Saraceno has ideas about this, too, and they have culminated in Museo Aero Solar, also on view at The Shed. This piece, an ever-growing sculpture made from thousands of plastic bags, floats in the air without burning fossil fuels. The bags have been sourced from more than 30 countries, the logos of big-name brands strung together to make something new, bits of waste repurposed. It is a testament to the power of reclamation and reinvention. It is also a lot of fun to walk through. 

At times, the exhibition can feel slightly disjointed and draining. The gallery spaces, some nearly pitch black, are disorienting, and many of the objects on display are closer to scientific specimens than works of art. This is an exhibition that requires focus and introspection, more of a full-body experience than a passive viewing. It is, quite refreshingly, not Instagram eye candy. For Saraceno, this is the point. Because how can we rethink our relationship to the earth with our faces in our phones?

Tomás Saraceno, ‘How to entangle the universe in a spider/web?’, 2020. Laser, spider silk, carbon fiber. Window: approx. 14 x 2.5 feet; three webs: approx. 167.5 cm 47.8 x 41.3 x 70 inches, 160
cm 39.3 x 39.3 x 63 inches, 31.9 x 27.5 x 45.3 inches. Photo: Nicholas Knight. Courtesy the artist and Aerocene Foundation; Andersen’s, Copenhagen; Ruth Benzacar, Buenos Aires; Tanya Bonakdar Gallery, New York/Los Angeles; Pinksummer Contemporary Art, Genoa; and Neugerriemschneider, Berlin. Photo courtesy The Shed.

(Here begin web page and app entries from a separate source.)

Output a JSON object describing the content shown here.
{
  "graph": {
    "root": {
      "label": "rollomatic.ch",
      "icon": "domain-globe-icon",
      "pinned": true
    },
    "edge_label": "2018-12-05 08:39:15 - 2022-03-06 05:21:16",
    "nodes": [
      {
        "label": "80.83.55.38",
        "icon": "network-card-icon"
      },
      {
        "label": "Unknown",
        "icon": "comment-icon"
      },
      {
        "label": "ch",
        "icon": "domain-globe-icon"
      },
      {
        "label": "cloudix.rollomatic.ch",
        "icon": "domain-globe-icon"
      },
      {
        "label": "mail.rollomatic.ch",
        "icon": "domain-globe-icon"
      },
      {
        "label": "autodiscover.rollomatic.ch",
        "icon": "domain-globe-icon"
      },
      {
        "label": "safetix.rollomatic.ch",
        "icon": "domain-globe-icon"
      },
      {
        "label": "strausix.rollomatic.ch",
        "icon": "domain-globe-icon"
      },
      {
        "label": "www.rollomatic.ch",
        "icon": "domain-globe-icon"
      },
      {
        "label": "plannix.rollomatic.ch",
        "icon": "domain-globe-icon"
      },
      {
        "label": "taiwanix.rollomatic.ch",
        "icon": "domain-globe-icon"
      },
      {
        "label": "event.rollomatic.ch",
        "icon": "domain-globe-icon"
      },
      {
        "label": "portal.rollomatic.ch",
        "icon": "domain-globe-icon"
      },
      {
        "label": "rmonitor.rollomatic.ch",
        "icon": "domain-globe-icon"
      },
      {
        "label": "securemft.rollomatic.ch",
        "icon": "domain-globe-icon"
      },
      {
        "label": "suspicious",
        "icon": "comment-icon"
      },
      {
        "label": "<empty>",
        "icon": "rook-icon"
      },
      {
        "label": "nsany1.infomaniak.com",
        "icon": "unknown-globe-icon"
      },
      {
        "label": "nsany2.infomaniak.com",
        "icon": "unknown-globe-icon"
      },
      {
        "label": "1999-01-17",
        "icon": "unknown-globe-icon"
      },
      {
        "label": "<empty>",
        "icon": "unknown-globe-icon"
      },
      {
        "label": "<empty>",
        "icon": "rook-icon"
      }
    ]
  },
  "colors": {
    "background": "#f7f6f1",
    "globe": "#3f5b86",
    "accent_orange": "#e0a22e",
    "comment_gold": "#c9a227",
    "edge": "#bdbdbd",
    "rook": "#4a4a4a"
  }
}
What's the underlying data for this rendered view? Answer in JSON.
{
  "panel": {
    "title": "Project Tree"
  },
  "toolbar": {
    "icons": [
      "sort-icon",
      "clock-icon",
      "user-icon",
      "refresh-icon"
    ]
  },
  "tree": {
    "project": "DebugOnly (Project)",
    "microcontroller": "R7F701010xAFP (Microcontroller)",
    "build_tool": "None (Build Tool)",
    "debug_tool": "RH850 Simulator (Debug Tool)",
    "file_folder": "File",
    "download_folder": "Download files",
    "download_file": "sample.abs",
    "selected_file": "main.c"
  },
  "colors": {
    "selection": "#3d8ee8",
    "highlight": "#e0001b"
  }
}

As a venue, The Shed is uniquely suited to an installation of this magnitude. Free the Air stretches 95 feet in diameter and is held in The McCourt, a vast space that is formed when the building’s movable outer shell extends across the adjacent plaza. The exhibit as a whole is spread across nearly 25,000 square feet. The sheer scale alone is impressive, not to mention the experience itself. It’s an exhibit that shows what The Shed does better than any other venue in the city: the innovative and unexpected.

It is also an exhibit that calls into question what art is. Saraceno is using plastic bags and spider webs in a survey for a major New York City cultural institution (Duchamp would be proud). If you deliberately light and display a spider web, it is elevated into something of beauty, no longer a nuisance dwelling in the corners of our homes. How many of us will think twice about swatting spiders or sweeping webs away after a visit to The Shed?

The coalescence of these small adjustments in thought is what instills Saraceno’s work with a sense of hope. If plastic bags – a longtime centerpiece of the environmental discussion and a vehicle of capitalistic branding – can be transformed, if spider webs can become art, if we can rethink – even in small ways – our approach to our environments, perhaps there is hope for the future after all.

“Particular Matter(s)” is on view at The Shed through April 17.

Tomás Saraceno and the Spider Experience at The Shed